MIDLAND, MICH. -- Dow Chemical Co. is seeking a buyer for two of its plastics-related businesses: polypropylene licensing, and catalysts and plastics additives.
The March 14 announcement is a follow-up to December remarks by Chairman and CEO Andrew Liveris, who said the company would sell non-core businesses with combined annual sales of $1 billion during 2012.
Now, however, Dow is saying that it plans to sell businesses with combined annual sales of almost $1.5 billion in the next 18 months.
Midland, Mich.-based Dow said the two businesses currently on the block "will be actively marketed for divestment."
The announcement "is yet another proof point of Dow's rigorous focus on return to capital," Liveris said in a news release. "We are reviewing our entire portfolio and seeking even further opportunities to optimize value … [by] selectively pruning assets that are no longer a strategic or financial fit."
Since 2009 Dow has sold businesses with annual sales of around $8 billion. In January, the firm sold the stabilizers component of its plastics additives unit to PMC Group for an undisclosed price.
The plastics additives business had sales of about $585 million in 2011, according to Dow financial reports. The business operates nine plants worldwide, including U.S. plants in Louisville, Ky.; and Philadelphia and Springhouse, Pa. An employee head count for the business was unavailable.
The company did not disclose sales for PP licensing and catalysts. A spokeswoman said the business employs about 100 at seven sites worldwide, including a headquarters in Houston and catalyst production in Texas and elsewhere.
Former Dow executive Roger Young said he was not surprised that Dow would sell the PP licensing unit, since the company no longer has a PP resin unit — Dow sold that business to Braskem SA in 2011.
"If you're not in the PP business why would you want to support PP process R&D to stay on the leading edge?" Young wrote in an email. Young is a consultant with with Akron, Ohio-based Robert Eller & Associates.

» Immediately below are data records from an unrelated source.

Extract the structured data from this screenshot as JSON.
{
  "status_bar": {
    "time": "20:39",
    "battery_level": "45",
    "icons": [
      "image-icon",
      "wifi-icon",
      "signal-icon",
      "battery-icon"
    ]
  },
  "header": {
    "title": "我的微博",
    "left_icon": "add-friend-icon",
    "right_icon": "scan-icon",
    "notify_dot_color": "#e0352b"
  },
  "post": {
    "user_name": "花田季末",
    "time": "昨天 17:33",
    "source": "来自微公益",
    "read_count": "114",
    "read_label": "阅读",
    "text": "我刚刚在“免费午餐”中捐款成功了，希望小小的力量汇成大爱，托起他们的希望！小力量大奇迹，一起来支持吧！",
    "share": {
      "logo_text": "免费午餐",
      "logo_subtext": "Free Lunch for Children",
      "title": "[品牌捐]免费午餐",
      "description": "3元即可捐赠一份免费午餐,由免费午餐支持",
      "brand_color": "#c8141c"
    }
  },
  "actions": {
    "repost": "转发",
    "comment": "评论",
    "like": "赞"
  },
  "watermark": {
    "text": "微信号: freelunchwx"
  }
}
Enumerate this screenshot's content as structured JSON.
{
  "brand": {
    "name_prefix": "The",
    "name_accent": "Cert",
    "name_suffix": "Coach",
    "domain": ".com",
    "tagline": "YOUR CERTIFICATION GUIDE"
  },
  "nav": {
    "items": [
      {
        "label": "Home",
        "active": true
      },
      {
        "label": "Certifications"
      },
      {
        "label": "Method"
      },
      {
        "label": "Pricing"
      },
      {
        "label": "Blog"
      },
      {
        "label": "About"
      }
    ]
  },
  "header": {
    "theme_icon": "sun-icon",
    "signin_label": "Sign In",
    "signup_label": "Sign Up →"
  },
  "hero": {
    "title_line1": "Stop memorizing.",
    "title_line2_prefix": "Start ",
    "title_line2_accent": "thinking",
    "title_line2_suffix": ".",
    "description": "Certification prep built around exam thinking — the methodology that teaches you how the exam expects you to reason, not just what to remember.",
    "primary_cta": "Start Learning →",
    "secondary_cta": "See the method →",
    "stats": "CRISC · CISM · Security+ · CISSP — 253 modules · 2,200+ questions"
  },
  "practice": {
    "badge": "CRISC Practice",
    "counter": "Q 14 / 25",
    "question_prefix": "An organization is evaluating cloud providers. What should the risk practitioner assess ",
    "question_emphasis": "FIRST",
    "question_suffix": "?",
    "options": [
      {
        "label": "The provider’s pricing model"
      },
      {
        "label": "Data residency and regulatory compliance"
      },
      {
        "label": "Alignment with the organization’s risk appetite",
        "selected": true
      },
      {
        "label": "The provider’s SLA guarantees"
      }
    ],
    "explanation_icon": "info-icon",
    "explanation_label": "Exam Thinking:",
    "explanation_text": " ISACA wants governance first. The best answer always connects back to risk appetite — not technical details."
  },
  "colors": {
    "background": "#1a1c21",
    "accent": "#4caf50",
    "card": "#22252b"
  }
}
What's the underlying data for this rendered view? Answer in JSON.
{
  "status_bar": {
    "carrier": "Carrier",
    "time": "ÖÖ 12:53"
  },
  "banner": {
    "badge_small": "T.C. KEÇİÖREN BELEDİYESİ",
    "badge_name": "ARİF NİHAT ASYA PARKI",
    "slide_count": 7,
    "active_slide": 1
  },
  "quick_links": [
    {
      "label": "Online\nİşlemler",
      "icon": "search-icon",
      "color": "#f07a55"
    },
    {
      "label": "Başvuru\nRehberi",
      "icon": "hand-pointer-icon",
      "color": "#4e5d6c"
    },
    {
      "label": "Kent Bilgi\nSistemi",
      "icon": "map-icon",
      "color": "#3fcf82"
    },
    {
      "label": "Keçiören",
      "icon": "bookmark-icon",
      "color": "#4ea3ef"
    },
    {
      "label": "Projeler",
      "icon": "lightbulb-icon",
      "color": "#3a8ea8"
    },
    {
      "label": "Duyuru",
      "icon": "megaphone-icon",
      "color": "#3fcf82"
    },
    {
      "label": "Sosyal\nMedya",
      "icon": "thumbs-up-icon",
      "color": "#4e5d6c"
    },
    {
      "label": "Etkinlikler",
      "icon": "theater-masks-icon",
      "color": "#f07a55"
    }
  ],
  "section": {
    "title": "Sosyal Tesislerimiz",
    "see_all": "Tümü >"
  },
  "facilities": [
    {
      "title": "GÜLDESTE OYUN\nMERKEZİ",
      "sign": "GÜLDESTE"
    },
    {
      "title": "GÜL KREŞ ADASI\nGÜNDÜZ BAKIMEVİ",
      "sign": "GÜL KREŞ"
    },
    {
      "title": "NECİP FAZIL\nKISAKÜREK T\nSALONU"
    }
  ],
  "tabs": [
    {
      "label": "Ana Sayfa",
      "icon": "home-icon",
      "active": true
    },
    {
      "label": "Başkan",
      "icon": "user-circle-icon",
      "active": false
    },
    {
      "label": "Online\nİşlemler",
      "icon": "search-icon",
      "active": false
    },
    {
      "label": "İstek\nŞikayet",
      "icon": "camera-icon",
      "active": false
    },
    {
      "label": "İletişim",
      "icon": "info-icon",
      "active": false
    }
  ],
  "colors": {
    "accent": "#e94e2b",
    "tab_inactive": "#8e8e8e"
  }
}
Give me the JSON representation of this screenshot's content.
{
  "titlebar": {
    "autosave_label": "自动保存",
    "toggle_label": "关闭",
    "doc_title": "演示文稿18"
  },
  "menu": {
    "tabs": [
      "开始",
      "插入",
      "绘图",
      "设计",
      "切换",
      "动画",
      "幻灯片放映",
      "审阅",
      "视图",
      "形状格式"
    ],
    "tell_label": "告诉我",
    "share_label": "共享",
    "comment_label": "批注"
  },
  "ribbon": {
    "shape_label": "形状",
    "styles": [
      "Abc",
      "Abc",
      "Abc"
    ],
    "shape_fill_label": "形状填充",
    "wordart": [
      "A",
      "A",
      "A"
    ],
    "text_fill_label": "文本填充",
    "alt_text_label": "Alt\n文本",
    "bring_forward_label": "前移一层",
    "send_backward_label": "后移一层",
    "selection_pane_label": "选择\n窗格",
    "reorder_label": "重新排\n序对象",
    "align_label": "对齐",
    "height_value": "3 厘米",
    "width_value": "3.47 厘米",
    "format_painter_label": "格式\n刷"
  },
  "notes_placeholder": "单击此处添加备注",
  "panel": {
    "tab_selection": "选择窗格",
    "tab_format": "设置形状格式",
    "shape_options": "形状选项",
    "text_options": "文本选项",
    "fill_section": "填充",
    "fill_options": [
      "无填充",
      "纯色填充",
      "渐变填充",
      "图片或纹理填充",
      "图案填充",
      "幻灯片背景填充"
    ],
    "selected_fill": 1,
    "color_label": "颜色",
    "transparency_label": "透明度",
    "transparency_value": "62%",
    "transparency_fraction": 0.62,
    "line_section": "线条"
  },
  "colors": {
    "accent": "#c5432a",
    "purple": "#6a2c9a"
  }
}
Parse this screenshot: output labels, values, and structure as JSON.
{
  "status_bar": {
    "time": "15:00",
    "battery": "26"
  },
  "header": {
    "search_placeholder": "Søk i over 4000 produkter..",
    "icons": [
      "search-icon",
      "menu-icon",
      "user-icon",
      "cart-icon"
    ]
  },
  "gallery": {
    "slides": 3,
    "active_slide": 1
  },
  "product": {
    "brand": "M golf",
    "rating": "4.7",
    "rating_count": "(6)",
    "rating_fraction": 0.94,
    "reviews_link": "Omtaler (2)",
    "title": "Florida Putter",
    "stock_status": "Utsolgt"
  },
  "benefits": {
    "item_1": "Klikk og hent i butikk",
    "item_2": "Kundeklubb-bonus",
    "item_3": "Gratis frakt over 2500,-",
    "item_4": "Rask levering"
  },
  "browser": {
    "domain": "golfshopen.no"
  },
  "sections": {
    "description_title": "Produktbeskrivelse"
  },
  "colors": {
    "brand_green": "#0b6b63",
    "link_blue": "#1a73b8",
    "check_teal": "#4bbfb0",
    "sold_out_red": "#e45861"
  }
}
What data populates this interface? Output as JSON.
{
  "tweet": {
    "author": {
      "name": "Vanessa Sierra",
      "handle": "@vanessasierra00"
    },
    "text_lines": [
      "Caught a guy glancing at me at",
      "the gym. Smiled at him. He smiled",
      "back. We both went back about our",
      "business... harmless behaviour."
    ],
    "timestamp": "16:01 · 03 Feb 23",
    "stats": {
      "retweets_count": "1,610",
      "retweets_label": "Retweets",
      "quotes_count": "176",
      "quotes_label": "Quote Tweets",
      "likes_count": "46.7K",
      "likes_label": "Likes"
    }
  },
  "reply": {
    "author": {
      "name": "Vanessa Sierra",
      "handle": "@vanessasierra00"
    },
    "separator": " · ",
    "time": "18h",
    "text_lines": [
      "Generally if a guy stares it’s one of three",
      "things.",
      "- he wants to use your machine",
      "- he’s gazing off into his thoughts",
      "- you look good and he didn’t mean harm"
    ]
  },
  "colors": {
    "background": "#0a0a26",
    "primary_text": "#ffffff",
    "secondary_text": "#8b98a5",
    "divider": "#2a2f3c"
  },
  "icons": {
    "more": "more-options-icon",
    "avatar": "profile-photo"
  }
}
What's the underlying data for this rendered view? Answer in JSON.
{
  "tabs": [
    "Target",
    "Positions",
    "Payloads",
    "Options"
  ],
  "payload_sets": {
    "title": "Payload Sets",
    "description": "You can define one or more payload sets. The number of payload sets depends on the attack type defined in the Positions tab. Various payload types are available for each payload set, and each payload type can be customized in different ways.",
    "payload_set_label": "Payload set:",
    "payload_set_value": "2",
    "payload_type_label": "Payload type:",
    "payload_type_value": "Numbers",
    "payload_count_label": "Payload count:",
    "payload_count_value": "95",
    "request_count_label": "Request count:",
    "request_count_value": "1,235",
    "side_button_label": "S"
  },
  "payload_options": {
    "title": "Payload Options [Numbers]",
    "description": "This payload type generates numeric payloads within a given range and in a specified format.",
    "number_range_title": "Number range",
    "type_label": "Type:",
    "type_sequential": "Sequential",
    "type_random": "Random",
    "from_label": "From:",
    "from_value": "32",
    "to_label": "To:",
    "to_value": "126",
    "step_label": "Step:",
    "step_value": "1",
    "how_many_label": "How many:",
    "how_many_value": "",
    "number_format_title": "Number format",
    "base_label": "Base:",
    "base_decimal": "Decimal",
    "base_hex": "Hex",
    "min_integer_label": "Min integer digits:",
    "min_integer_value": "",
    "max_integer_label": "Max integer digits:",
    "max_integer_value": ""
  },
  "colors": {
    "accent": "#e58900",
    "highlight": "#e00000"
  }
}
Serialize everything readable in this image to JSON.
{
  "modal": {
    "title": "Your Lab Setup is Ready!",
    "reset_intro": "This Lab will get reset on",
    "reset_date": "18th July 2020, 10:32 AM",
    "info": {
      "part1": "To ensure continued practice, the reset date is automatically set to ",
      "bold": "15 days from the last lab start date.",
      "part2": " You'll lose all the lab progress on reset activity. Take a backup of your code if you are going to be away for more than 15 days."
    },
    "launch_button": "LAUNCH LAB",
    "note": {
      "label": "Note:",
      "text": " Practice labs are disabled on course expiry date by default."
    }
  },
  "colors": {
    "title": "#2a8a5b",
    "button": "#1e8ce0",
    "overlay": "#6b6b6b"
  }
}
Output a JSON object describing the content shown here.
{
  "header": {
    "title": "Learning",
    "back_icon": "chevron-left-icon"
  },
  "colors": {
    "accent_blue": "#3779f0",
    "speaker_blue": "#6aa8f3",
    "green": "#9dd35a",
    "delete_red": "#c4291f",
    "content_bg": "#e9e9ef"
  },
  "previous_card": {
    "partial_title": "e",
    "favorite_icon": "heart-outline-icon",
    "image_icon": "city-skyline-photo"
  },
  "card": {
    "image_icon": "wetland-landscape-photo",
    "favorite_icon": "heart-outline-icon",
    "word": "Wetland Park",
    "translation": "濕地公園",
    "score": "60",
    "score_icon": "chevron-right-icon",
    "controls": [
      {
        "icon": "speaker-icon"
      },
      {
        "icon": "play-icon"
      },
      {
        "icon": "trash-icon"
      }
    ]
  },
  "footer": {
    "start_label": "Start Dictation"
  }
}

Industry sources said Dow's Unipol-brand catalyst technology ranks second worldwide in total licenses, trailing only Spheripol technology owned by LyondellBasell Industries. But, they added, the gap between Spheripol and Unipol is fairly wide.
Young added that a good portion of Dow's plastic additives business was formerly part of specialty chemicals maker Rohm and Haas Co., which Dow bought in 2009. That acquisition "met synergy targets, but not profit contributions," Young said.
Selling the plastics additives unit "makes sense, and if used to deleverage debt, [is] a good investment," Young added.
Young also pointed out that since neither plastics additives nor PP licensing originated with Dow — the licensing business was acquired from Union Carbide — the firm has "no internal loyalties" to either business.
Dow is looking to recover from a difficult 2012, when total company sales fell 5 percent to $56.8 billion and profit plummeted more than 60 percent to $1.1 billion. Sales were affected by a low-growth global economy, while profit was impacted by a $1 billion fourth-quarter restructuring charge.
Sales in Dow's performance plastics unit — including its polyethylene, elastomers and packaging businesses — fell almost 11 percent to $14.5 billion in 2012, as pretax profit slid 12 percent to just over $3 billion. The firm's performance materials business — including polyurethane and epoxies — saw 2012 sales drop by 7 percent to $13.6 billion, while the unit's pretax profit plummeted more than 40 percent to just over $1 billion.
In spite of the declines, those two units remained Dow's two largest, based on annual sales, accounting for almost half of the company's 2012 sales total of $56.8 billion. The firm also late last year announced the planned closing of 20 plants that employ a total of 2,400. Plastics materials plants in Belgium and Japan are among those to be closed.